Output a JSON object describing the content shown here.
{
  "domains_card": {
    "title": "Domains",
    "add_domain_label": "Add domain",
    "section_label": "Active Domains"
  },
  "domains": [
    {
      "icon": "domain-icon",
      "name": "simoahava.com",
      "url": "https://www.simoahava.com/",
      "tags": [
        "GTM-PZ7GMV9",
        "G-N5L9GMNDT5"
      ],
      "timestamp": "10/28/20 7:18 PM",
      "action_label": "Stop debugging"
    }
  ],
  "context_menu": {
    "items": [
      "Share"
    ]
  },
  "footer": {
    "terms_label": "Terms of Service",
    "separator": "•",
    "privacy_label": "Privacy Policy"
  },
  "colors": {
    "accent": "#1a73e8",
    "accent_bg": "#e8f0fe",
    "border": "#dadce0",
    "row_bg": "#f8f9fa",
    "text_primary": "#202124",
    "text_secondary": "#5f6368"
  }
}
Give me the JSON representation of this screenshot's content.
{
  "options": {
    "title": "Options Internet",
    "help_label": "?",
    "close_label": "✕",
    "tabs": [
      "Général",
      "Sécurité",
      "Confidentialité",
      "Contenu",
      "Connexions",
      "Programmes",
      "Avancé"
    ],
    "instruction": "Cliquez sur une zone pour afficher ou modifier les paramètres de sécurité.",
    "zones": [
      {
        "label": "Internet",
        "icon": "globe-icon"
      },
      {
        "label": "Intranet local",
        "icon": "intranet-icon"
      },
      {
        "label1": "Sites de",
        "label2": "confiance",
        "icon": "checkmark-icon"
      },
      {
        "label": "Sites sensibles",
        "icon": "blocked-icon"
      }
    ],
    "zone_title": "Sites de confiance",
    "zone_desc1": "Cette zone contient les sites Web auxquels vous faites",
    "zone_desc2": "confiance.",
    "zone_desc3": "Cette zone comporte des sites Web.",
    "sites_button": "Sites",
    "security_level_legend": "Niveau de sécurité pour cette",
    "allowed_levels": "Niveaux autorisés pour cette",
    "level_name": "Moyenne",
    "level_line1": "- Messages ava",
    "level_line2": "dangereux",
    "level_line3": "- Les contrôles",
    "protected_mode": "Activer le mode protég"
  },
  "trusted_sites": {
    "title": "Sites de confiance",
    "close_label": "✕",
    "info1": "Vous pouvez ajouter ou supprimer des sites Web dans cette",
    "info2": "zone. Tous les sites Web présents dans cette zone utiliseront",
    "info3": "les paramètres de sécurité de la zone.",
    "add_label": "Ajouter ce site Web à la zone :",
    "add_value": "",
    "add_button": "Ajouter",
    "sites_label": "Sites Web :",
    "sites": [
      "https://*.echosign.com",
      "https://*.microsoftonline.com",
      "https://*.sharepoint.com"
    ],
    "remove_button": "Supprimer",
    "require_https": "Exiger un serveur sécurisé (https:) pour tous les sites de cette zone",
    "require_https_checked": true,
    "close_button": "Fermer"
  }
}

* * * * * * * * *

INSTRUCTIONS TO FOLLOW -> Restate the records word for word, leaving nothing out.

EXERCISE ANSWER ->
Output a JSON object describing the content shown here.
{
  "domains_card": {
    "title": "Domains",
    "add_domain_label": "Add domain",
    "section_label": "Active Domains"
  },
  "domains": [
    {
      "icon": "domain-icon",
      "name": "simoahava.com",
      "url": "https://www.simoahava.com/",
      "tags": [
        "GTM-PZ7GMV9",
        "G-N5L9GMNDT5"
      ],
      "timestamp": "10/28/20 7:18 PM",
      "action_label": "Stop debugging"
    }
  ],
  "context_menu": {
    "items": [
      "Share"
    ]
  },
  "footer": {
    "terms_label": "Terms of Service",
    "separator": "•",
    "privacy_label": "Privacy Policy"
  },
  "colors": {
    "accent": "#1a73e8",
    "accent_bg": "#e8f0fe",
    "border": "#dadce0",
    "row_bg": "#f8f9fa",
    "text_primary": "#202124",
    "text_secondary": "#5f6368"
  }
}
Give me the JSON representation of this screenshot's content.
{
  "options": {
    "title": "Options Internet",
    "help_label": "?",
    "close_label": "✕",
    "tabs": [
      "Général",
      "Sécurité",
      "Confidentialité",
      "Contenu",
      "Connexions",
      "Programmes",
      "Avancé"
    ],
    "instruction": "Cliquez sur une zone pour afficher ou modifier les paramètres de sécurité.",
    "zones": [
      {
        "label": "Internet",
        "icon": "globe-icon"
      },
      {
        "label": "Intranet local",
        "icon": "intranet-icon"
      },
      {
        "label1": "Sites de",
        "label2": "confiance",
        "icon": "checkmark-icon"
      },
      {
        "label": "Sites sensibles",
        "icon": "blocked-icon"
      }
    ],
    "zone_title": "Sites de confiance",
    "zone_desc1": "Cette zone contient les sites Web auxquels vous faites",
    "zone_desc2": "confiance.",
    "zone_desc3": "Cette zone comporte des sites Web.",
    "sites_button": "Sites",
    "security_level_legend": "Niveau de sécurité pour cette",
    "allowed_levels": "Niveaux autorisés pour cette",
    "level_name": "Moyenne",
    "level_line1": "- Messages ava",
    "level_line2": "dangereux",
    "level_line3": "- Les contrôles",
    "protected_mode": "Activer le mode protég"
  },
  "trusted_sites": {
    "title": "Sites de confiance",
    "close_label": "✕",
    "info1": "Vous pouvez ajouter ou supprimer des sites Web dans cette",
    "info2": "zone. Tous les sites Web présents dans cette zone utiliseront",
    "info3": "les paramètres de sécurité de la zone.",
    "add_label": "Ajouter ce site Web à la zone :",
    "add_value": "",
    "add_button": "Ajouter",
    "sites_label": "Sites Web :",
    "sites": [
      "https://*.echosign.com",
      "https://*.microsoftonline.com",
      "https://*.sharepoint.com"
    ],
    "remove_button": "Supprimer",
    "require_https": "Exiger un serveur sécurisé (https:) pour tous les sites de cette zone",
    "require_https_checked": true,
    "close_button": "Fermer"
  }
}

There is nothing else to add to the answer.